When discussing Steinberger’s instruments, renowned bassist Tony Levin, who has shared the stage with artists ranging from Peter Gabriel to King Crimson to John Lennon, says, “If you’re a bass player and you go into a studio and you play just one note, one big, low note, and the engineer goes ‘Wow — I love this,’ and the artist goes ‘Wow — I love this,’ and the producer says, ‘I’m so glad I got you, Tony,’ it’s the sound of the instrument, not me.” That’s the Steinberger sound.
Much like his workshop, which is built on its centuries-old foundation, Steinberger took the fundamental aspects of acoustic bowed instruments and evolved their design so that they are every bit as powerful onstage as electric guitars and basses. His stable of instruments has grown to include a violin, viola, cello, double bass, the unique “Omni Bass” (which combines the features of an upright bass with the size and feel of a bass guitar), and the headless Radius electric bass guitar. Awards and industry recognition have been constant since the first electric upright in 1990. The Radius bass guitar recently won “Best in Show” at this year’s National Association of Music Merchants winter trade show.
As a teenager in his father’s basement woodshop in their Hastings-on-Hudson, New York, home, Steinberger eschewed plans in favor of creativity. If he wanted to make a chair, he’d take one apart, study it from all angles, and use that as the jumping-off point for his own model. He learned by doing and questioning, always asking why and how things worked. He came across that mind-set honestly. His father, physicist Jack Steinberger, is a Nobel Prize recipient. His mother, Joan Beauregard, was a celebrated artist. As with any true inventor, it’s impossible to separate the science of his work from its art. Both drive his passion for exploring questions of sound, form, and function
Next, he made electric guitars and basses under his own name. Some of rock’s best musicians, including Sting, Eddie Van Halen, The Rolling Stones’ Bill Wyman, Mike Rutherford, The Who’s John Entwistle, Rush’s Geddy Lee, and David Bowie, played Steinberger guitars. In 1987, Ned sold the rights to those instruments, along with the brand name Steinberger, to the Gibson guitar company.

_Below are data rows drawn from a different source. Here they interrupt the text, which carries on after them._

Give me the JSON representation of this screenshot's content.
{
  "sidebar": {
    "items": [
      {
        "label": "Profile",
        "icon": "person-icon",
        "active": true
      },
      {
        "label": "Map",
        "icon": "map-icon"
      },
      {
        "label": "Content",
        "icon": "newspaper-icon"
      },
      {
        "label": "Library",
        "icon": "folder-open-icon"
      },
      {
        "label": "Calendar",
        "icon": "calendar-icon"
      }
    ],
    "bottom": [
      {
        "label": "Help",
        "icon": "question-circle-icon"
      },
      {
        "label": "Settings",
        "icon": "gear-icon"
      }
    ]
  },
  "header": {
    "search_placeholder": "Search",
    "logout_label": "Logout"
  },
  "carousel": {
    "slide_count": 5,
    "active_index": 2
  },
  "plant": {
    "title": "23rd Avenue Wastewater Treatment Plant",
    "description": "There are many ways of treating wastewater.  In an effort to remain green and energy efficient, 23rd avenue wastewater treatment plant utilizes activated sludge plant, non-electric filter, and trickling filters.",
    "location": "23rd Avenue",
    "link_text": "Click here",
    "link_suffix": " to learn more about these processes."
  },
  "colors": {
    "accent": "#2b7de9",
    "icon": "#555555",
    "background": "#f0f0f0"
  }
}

That sale allowed Ned to create a new company, NS Design, and to go back to his first love: designing innovative instruments. NS Design’s work grace the stages of an equally impressive and growing list of musicians. Some, like virtuosos Charles Yang, the DaPonte String Quartet, and David Darling, value the instruments’ ability to sound like their traditional acoustic counterparts. A Paul Simon bassist, Bakithi Kumalo, values their unique voice. “I want people to be able to recognize that it’s me playing right away,” he says. Others, like Laurie Anderson, Margot Lane, chart-topping pop band Clean Bandit’s Grace Chatto, Les Claypool, and Living Colour’s Doug Wimbish, love the way the instruments can take on effects like distortion and reverb and sound every bit as massive as Jimi Hendrix’s electric guitar.
Originally a furniture designer and custom cabinetmaker, Steinberger made his very first instrument, a bass guitar, for luthier Stuart Spector in 1976. It is still Spector’s most popular model.
NS Design’s 51 models, ranging in price from $849 for an entry-level violin to $7,200 for a top-of-the-line upright bass, are made in the Czech Republic and Asia. This leaves Steinberger free to keep asking questions and pushing boundaries in his Nobleboro shop. As Steinberger says, “It’s a continuing quest!”
For those of you returning to school this September, put fiery bounce in your bow by developing your “chop” percussion techniques on your violin, viola, cello or upright bass.
Starting as what was called the “chunk” technique and made popular by the father of Bluegrass, Bill Monroe, “chopping” has quickly become a fun and funky way for players to keep the groove moving. Bill Monroe’s fiddler Richard Greene (pictured below) further developed the “chop” technique into his own artful musical language.
Be sure to check out an excerpt from his guest appearance at the Strings Without Boundaries Summer 2016 Session in Seattle, Washington: